_Task_.
A faithful copy of the entries is needed, one that leaves out the pictures.

Extracted entries below:

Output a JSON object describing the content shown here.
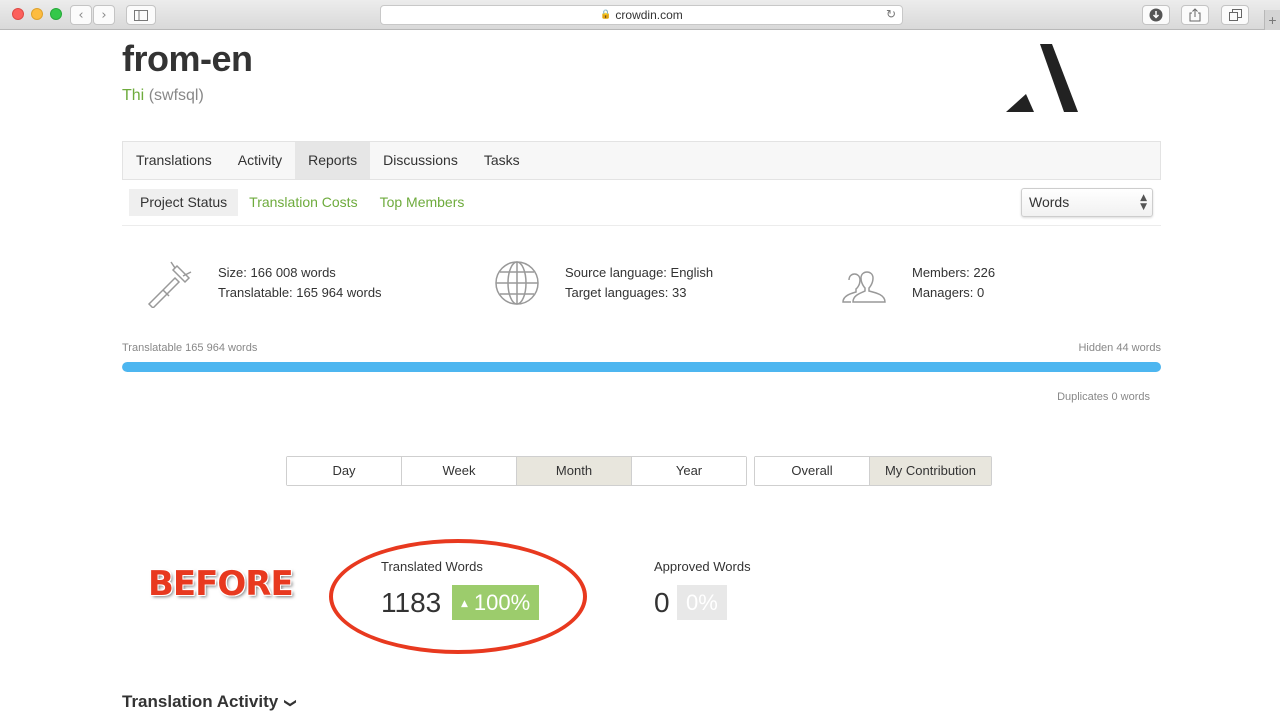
{
  "browser": {
    "url": "crowdin.com"
  },
  "project": {
    "title": "from-en",
    "owner_name": "Thi",
    "owner_handle": "(swfsql)"
  },
  "tabs": [
    {
      "label": "Translations"
    },
    {
      "label": "Activity"
    },
    {
      "label": "Reports",
      "active": true
    },
    {
      "label": "Discussions"
    },
    {
      "label": "Tasks"
    }
  ],
  "subnav": [
    {
      "label": "Project Status",
      "active": true
    },
    {
      "label": "Translation Costs"
    },
    {
      "label": "Top Members"
    }
  ],
  "unit_select": {
    "value": "Words"
  },
  "stats": {
    "size": "Size: 166 008 words",
    "translatable": "Translatable: 165 964 words",
    "source_language": "Source language: English",
    "target_languages": "Target languages: 33",
    "members": "Members: 226",
    "managers": "Managers: 0"
  },
  "progress": {
    "left_label": "Translatable 165 964 words",
    "right_label": "Hidden 44 words",
    "fill_fraction": 0.9997,
    "duplicates_label": "Duplicates 0 words",
    "color": "#4db6f0"
  },
  "period_buttons": [
    {
      "label": "Day"
    },
    {
      "label": "Week"
    },
    {
      "label": "Month",
      "active": true
    },
    {
      "label": "Year"
    }
  ],
  "scope_buttons": [
    {
      "label": "Overall"
    },
    {
      "label": "My Contribution",
      "active": true
    }
  ],
  "annotation": {
    "text": "BEFORE",
    "color": "#e8391f"
  },
  "metrics": {
    "translated": {
      "label": "Translated Words",
      "value": "1183",
      "change": "100%"
    },
    "approved": {
      "label": "Approved Words",
      "value": "0",
      "change": "0%"
    }
  },
  "section": {
    "title": "Translation Activity"
  },
  "colors": {
    "accent_green": "#6eab3d",
    "progress_blue": "#4db6f0",
    "positive_badge": "#9ccc6c"
  }
}
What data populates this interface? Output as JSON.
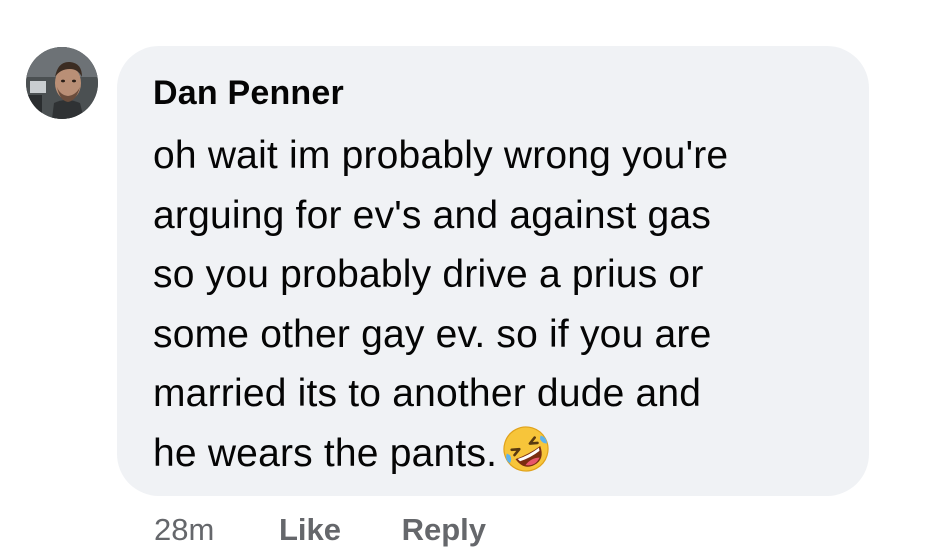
{
  "comment": {
    "author": "Dan Penner",
    "lines": [
      "oh wait im probably wrong you're",
      "arguing for ev's and against gas",
      "so you probably drive a prius or",
      "some other gay ev. so if you are",
      "married its to another dude and",
      "he wears the pants."
    ],
    "emoji": "rolling-on-the-floor-laughing-icon",
    "timestamp": "28m",
    "like_label": "Like",
    "reply_label": "Reply"
  },
  "colors": {
    "bubble_bg": "#f0f2f5",
    "text": "#050505",
    "meta_text": "#65676b"
  }
}
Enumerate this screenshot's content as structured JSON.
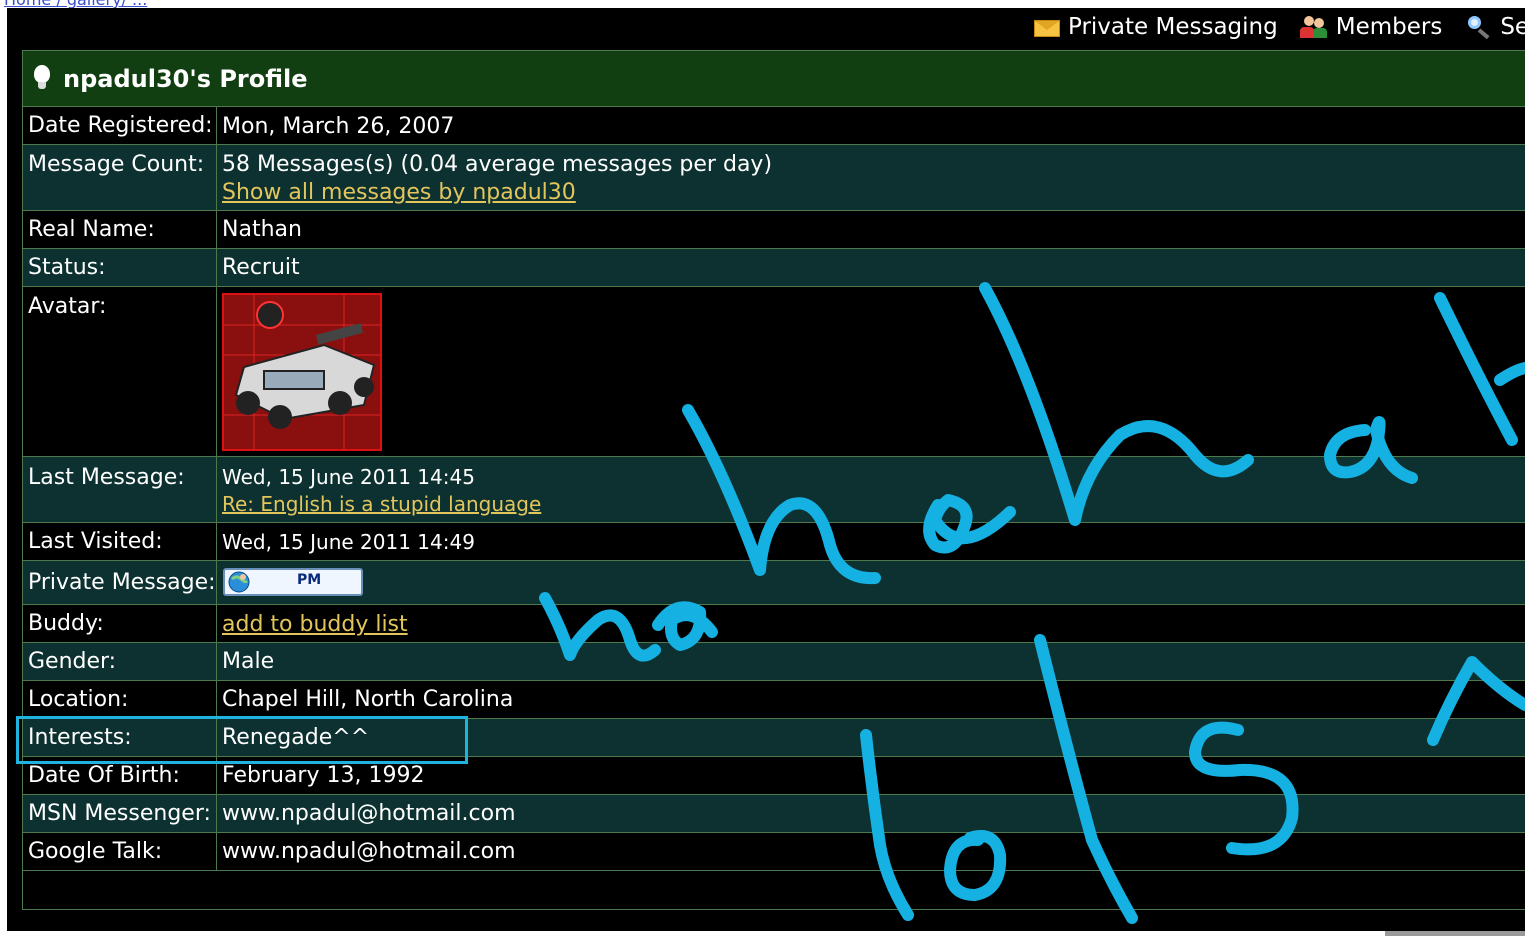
{
  "top_link": "Home / gallery/ ...",
  "toolbar": {
    "items": [
      {
        "label": "Private Messaging",
        "icon": "envelope-icon"
      },
      {
        "label": "Members",
        "icon": "members-icon"
      },
      {
        "label": "Sea",
        "icon": "search-icon"
      }
    ]
  },
  "profile": {
    "title": "npadul30's Profile",
    "rows": {
      "registered": {
        "label": "Date Registered:",
        "value": "Mon, March 26, 2007"
      },
      "messages": {
        "label": "Message Count:",
        "value": "58 Messages(s) (0.04 average messages per day)",
        "link": "Show all messages by npadul30"
      },
      "real_name": {
        "label": "Real Name:",
        "value": "Nathan"
      },
      "status": {
        "label": "Status:",
        "value": "Recruit"
      },
      "avatar": {
        "label": "Avatar:"
      },
      "last_message": {
        "label": "Last Message:",
        "value": "Wed, 15 June 2011 14:45",
        "link": "Re: English is a stupid language"
      },
      "last_visited": {
        "label": "Last Visited:",
        "value": "Wed, 15 June 2011 14:49"
      },
      "private_message": {
        "label": "Private Message:",
        "button": "PM"
      },
      "buddy": {
        "label": "Buddy:",
        "link": "add to buddy list"
      },
      "gender": {
        "label": "Gender:",
        "value": "Male"
      },
      "location": {
        "label": "Location:",
        "value": "Chapel Hill, North Carolina"
      },
      "interests": {
        "label": "Interests:",
        "value": "Renegade^^"
      },
      "dob": {
        "label": "Date Of Birth:",
        "value": "February 13, 1992"
      },
      "msn": {
        "label": "MSN Messenger:",
        "value": "www.npadul@hotmail.com"
      },
      "gtalk": {
        "label": "Google Talk:",
        "value": "www.npadul@hotmail.com"
      }
    }
  },
  "colors": {
    "header_bg": "#123f12",
    "row_teal": "#0d3131",
    "border": "#4c7a4c",
    "link": "#e3c65b",
    "annotation": "#1fb3e0"
  }
}
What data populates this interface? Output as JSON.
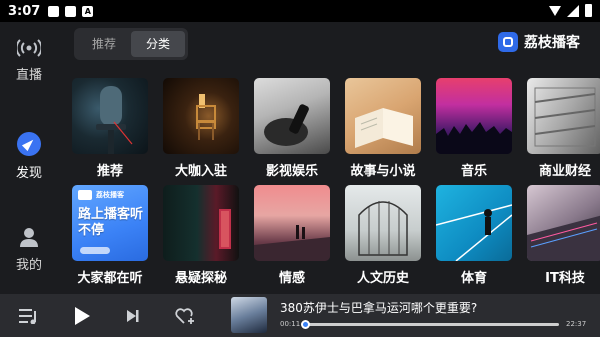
{
  "status": {
    "time": "3:07"
  },
  "sidebar": {
    "items": [
      {
        "label": "直播",
        "icon": "broadcast-icon"
      },
      {
        "label": "发现",
        "icon": "compass-icon",
        "active": true
      },
      {
        "label": "我的",
        "icon": "person-icon"
      }
    ]
  },
  "tabs": [
    {
      "label": "推荐"
    },
    {
      "label": "分类",
      "active": true
    }
  ],
  "brand": {
    "name": "荔枝播客",
    "color": "#2f6ae8"
  },
  "categories": [
    {
      "label": "推荐"
    },
    {
      "label": "大咖入驻"
    },
    {
      "label": "影视娱乐"
    },
    {
      "label": "故事与小说"
    },
    {
      "label": "音乐"
    },
    {
      "label": "商业财经"
    },
    {
      "label": "大家都在听",
      "promo": {
        "top": "荔枝播客",
        "text": "路上播客听不停"
      }
    },
    {
      "label": "悬疑探秘"
    },
    {
      "label": "情感"
    },
    {
      "label": "人文历史"
    },
    {
      "label": "体育"
    },
    {
      "label": "IT科技"
    }
  ],
  "player": {
    "title": "380苏伊士与巴拿马运河哪个更重要?",
    "current_time": "00:11",
    "duration": "22:37",
    "progress": 0.008,
    "accent": "#3b82f6"
  }
}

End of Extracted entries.

_Solution to this task_.
Output a JSON object describing the content shown here.
{
  "browser": {
    "url": "crowdin.com"
  },
  "project": {
    "title": "from-en",
    "owner_name": "Thi",
    "owner_handle": "(swfsql)"
  },
  "tabs": [
    {
      "label": "Translations"
    },
    {
      "label": "Activity"
    },
    {
      "label": "Reports",
      "active": true
    },
    {
      "label": "Discussions"
    },
    {
      "label": "Tasks"
    }
  ],
  "subnav": [
    {
      "label": "Project Status",
      "active": true
    },
    {
      "label": "Translation Costs"
    },
    {
      "label": "Top Members"
    }
  ],
  "unit_select": {
    "value": "Words"
  },
  "stats": {
    "size": "Size: 166 008 words",
    "translatable": "Translatable: 165 964 words",
    "source_language": "Source language: English",
    "target_languages": "Target languages: 33",
    "members": "Members: 226",
    "managers": "Managers: 0"
  },
  "progress": {
    "left_label": "Translatable 165 964 words",
    "right_label": "Hidden 44 words",
    "fill_fraction": 0.9997,
    "duplicates_label": "Duplicates 0 words",
    "color": "#4db6f0"
  },
  "period_buttons": [
    {
      "label": "Day"
    },
    {
      "label": "Week"
    },
    {
      "label": "Month",
      "active": true
    },
    {
      "label": "Year"
    }
  ],
  "scope_buttons": [
    {
      "label": "Overall"
    },
    {
      "label": "My Contribution",
      "active": true
    }
  ],
  "annotation": {
    "text": "BEFORE",
    "color": "#e8391f"
  },
  "metrics": {
    "translated": {
      "label": "Translated Words",
      "value": "1183",
      "change": "100%"
    },
    "approved": {
      "label": "Approved Words",
      "value": "0",
      "change": "0%"
    }
  },
  "section": {
    "title": "Translation Activity"
  },
  "colors": {
    "accent_green": "#6eab3d",
    "progress_blue": "#4db6f0",
    "positive_badge": "#9ccc6c"
  }
}
What data populates this interface? Output as JSON.
{
  "comment": {
    "author": "Dan Penner",
    "lines": [
      "oh wait im probably wrong you're",
      "arguing for ev's and against gas",
      "so you probably drive a prius or",
      "some other gay ev. so if you are",
      "married its to another dude and",
      "he wears the pants."
    ],
    "emoji": "rolling-on-the-floor-laughing-icon",
    "timestamp": "28m",
    "like_label": "Like",
    "reply_label": "Reply"
  },
  "colors": {
    "bubble_bg": "#f0f2f5",
    "text": "#050505",
    "meta_text": "#65676b"
  }
}
Enumerate this screenshot's content as structured JSON.
{
  "top_link": "Home / gallery/ ...",
  "toolbar": {
    "items": [
      {
        "label": "Private Messaging",
        "icon": "envelope-icon"
      },
      {
        "label": "Members",
        "icon": "members-icon"
      },
      {
        "label": "Sea",
        "icon": "search-icon"
      }
    ]
  },
  "profile": {
    "title": "npadul30's Profile",
    "rows": {
      "registered": {
        "label": "Date Registered:",
        "value": "Mon, March 26, 2007"
      },
      "messages": {
        "label": "Message Count:",
        "value": "58 Messages(s) (0.04 average messages per day)",
        "link": "Show all messages by npadul30"
      },
      "real_name": {
        "label": "Real Name:",
        "value": "Nathan"
      },
      "status": {
        "label": "Status:",
        "value": "Recruit"
      },
      "avatar": {
        "label": "Avatar:"
      },
      "last_message": {
        "label": "Last Message:",
        "value": "Wed, 15 June 2011 14:45",
        "link": "Re: English is a stupid language"
      },
      "last_visited": {
        "label": "Last Visited:",
        "value": "Wed, 15 June 2011 14:49"
      },
      "private_message": {
        "label": "Private Message:",
        "button": "PM"
      },
      "buddy": {
        "label": "Buddy:",
        "link": "add to buddy list"
      },
      "gender": {
        "label": "Gender:",
        "value": "Male"
      },
      "location": {
        "label": "Location:",
        "value": "Chapel Hill, North Carolina"
      },
      "interests": {
        "label": "Interests:",
        "value": "Renegade^^"
      },
      "dob": {
        "label": "Date Of Birth:",
        "value": "February 13, 1992"
      },
      "msn": {
        "label": "MSN Messenger:",
        "value": "www.npadul@hotmail.com"
      },
      "gtalk": {
        "label": "Google Talk:",
        "value": "www.npadul@hotmail.com"
      }
    }
  },
  "colors": {
    "header_bg": "#123f12",
    "row_teal": "#0d3131",
    "border": "#4c7a4c",
    "link": "#e3c65b",
    "annotation": "#1fb3e0"
  }
}
What data populates this interface? Output as JSON.
{
  "status": {
    "time": "3:07"
  },
  "sidebar": {
    "items": [
      {
        "label": "直播",
        "icon": "broadcast-icon"
      },
      {
        "label": "发现",
        "icon": "compass-icon",
        "active": true
      },
      {
        "label": "我的",
        "icon": "person-icon"
      }
    ]
  },
  "tabs": [
    {
      "label": "推荐"
    },
    {
      "label": "分类",
      "active": true
    }
  ],
  "brand": {
    "name": "荔枝播客",
    "color": "#2f6ae8"
  },
  "categories": [
    {
      "label": "推荐"
    },
    {
      "label": "大咖入驻"
    },
    {
      "label": "影视娱乐"
    },
    {
      "label": "故事与小说"
    },
    {
      "label": "音乐"
    },
    {
      "label": "商业财经"
    },
    {
      "label": "大家都在听",
      "promo": {
        "top": "荔枝播客",
        "text": "路上播客听不停"
      }
    },
    {
      "label": "悬疑探秘"
    },
    {
      "label": "情感"
    },
    {
      "label": "人文历史"
    },
    {
      "label": "体育"
    },
    {
      "label": "IT科技"
    }
  ],
  "player": {
    "title": "380苏伊士与巴拿马运河哪个更重要?",
    "current_time": "00:11",
    "duration": "22:37",
    "progress": 0.008,
    "accent": "#3b82f6"
  }
}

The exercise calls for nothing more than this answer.